© By Bob Cavill
C Company &
During operations and patrols there was
a requirement for the section machine
guns' to be manned from sunset to
sunrise. Infantry sections were rarely
at full strength, some a little more
than half strength (five or six
Diggers). With the requirement for two
men to man the gun at one time meant,
that for most, sleep would be no more
than 4 or 5 hours duration. Over time,
exhaustion and fatigue suffered at the
end of the day coupled with sleep
deprivation at night created a dangerous
situation. Wakened by the sentry he is
to relieve, the mind numb through
exhaustion and lack of sleep,
disorientated, in pitch black, one ran
the risk of wandering away from the gun
to somewhere out front and the
possibility of being fired on by your
mates..... It sometimes happened.
cautiously, under a moon-lit forest canopy, a sentry approaches
his two hour companion. Something sinister, it pervades the air
about with a hint of gun oil on damp cold steel. It draws
moisture from the dark tropical night. Familiar to his hand, and
yet like some ancient primitive reptile, it is still but does
not sleep. Cocked, pregnant, with lethal intent it lies prone,
silent, waiting for its chance to speak. Dull black and
indifferent, it kills all without conscience, and obeys without
question; with no appeal. There it stands as if 'at ease' on its
two stubby front feet It casts a ghostly shadow. Betrayed by a
tropical forest moon caressing the links on its left feed
serpentine belt. It is known simply as, 'The Gun'.
As if from the
earth itself a shadow rises beside him and passes into the
darkness behind. There was no need to speak. Alone with the gun,
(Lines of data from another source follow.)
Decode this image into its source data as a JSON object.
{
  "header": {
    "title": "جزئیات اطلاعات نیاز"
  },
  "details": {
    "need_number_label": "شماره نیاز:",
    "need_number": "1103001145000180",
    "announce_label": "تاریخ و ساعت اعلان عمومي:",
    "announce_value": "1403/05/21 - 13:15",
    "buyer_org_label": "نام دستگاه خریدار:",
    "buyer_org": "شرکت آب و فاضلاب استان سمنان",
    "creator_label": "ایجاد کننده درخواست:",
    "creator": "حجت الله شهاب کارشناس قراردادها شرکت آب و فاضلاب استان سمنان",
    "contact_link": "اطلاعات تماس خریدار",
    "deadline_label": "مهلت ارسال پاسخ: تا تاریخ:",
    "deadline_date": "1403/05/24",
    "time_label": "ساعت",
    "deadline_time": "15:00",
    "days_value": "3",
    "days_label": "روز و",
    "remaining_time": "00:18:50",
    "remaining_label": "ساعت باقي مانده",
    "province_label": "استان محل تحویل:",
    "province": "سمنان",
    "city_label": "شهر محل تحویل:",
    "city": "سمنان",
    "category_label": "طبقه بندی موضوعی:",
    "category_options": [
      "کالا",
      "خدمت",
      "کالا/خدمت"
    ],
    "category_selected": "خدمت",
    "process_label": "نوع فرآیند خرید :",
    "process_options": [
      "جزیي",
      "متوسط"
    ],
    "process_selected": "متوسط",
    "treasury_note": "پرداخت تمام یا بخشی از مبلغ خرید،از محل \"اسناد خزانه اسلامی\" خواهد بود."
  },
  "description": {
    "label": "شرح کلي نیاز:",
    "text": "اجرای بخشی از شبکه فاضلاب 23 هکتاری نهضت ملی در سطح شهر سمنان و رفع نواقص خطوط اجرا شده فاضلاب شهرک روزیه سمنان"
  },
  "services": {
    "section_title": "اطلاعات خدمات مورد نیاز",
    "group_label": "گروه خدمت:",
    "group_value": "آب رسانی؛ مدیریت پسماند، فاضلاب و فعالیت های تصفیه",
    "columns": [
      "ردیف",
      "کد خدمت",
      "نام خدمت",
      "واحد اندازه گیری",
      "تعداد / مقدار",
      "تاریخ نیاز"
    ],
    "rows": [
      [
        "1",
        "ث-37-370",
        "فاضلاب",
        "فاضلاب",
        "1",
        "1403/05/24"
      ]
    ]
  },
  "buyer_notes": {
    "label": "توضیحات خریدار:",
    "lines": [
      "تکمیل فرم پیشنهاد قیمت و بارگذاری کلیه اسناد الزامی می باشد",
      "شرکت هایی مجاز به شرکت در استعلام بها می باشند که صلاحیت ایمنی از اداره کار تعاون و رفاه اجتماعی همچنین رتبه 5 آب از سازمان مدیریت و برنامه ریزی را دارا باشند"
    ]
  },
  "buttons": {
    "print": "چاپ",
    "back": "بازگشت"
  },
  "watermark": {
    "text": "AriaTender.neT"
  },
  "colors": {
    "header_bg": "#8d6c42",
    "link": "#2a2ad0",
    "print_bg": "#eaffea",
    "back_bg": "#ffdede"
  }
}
he feels its familiar shape. How shall he pass these long still
hours.....shall he reflect on why he is here? Why is it he?
Alone in this place shall he contemplate the 'If Onlys' of his
life? The face of his wife. The smell of her hair.....no! best
not go there. Then what should he listen for, the crack of a
stick or a metallic click. He cannot smoke, he cannot speak, a
little anxious he looks behind, but there is nothing there.
Lying prone looking forward is hard on the neck. Carefully, he
rolls quietly onto his side to better see behind. Still nothing
Slowly a moon
shadow passes, and he becomes aware the darkness is complete.
Like a man suddenly plunged into a dark room, the senses are
confused. Only 'The Gun' can now orientate him. He reaches for
its familiar touch. Other senses must serve him now. He becomes
aware of the musky smell of rotting leaves and the sound of
insects moving about. Who was it that said, "one fears what one
cannot see." Once again he strains to see behind him; only an
inky black stillness. It brings on a momentary attack of
vertigo, and he reaches once again for 'The Gun' to steady
(11 p.m.) to 0100hours (1 a.m.). This is the worst shift for it
divides the night, and means less than a straight five hours
sleep. Still wet from an afternoon storm, the cool of the late
night and physical exhaustion makes him shiver, he eventually
breaks into a mild imperceptible trembling.
Slowly the grey
light of a bright quarter moon returns, it peers through the
sparse rubber tree canopy. He becomes conscious of the 'tap,
tap' of dew drops on fallen leaves, and realises he had not been
aware of this before. Only the desert can be truly silent. Low
mist hangs suspended; drifting through and around the pale grey
trunks that march away in perfect rows; disappearing into the
distance as if he were in the centre of a spoked wheel. As if by
design 'The Gun' owns those spaces between. The moonlit mist
breaks and distorts their shape; it gives the scene an eerie
He brings the
faint hands of his watch up to his eye.....only five minutes
have passed. Once again he turns to peer intently behind,
worried, into the misty moonlit silence. A sound.....
faint.....not identifiable, but? Yes! Something is moving behind
him. He strains his eyes and ears, and.....now a movement, yes!
A sudden stab of fear grips him. He flashes a look at 'The Gun'
to ensure the movement 'is' behind him; that tricks of night and
time have not conspired to deceive him. He can see a figure now,
moving towards him ... closer ... slowly it closes on him.
Annoyed but relieved, he whispers though clenched teeth "where
the F**k! have you been?" The figure whispers ... sorry mate,
the moon went out I couldn't see." Still angry he answers, "but
what if you had wandered out in front!"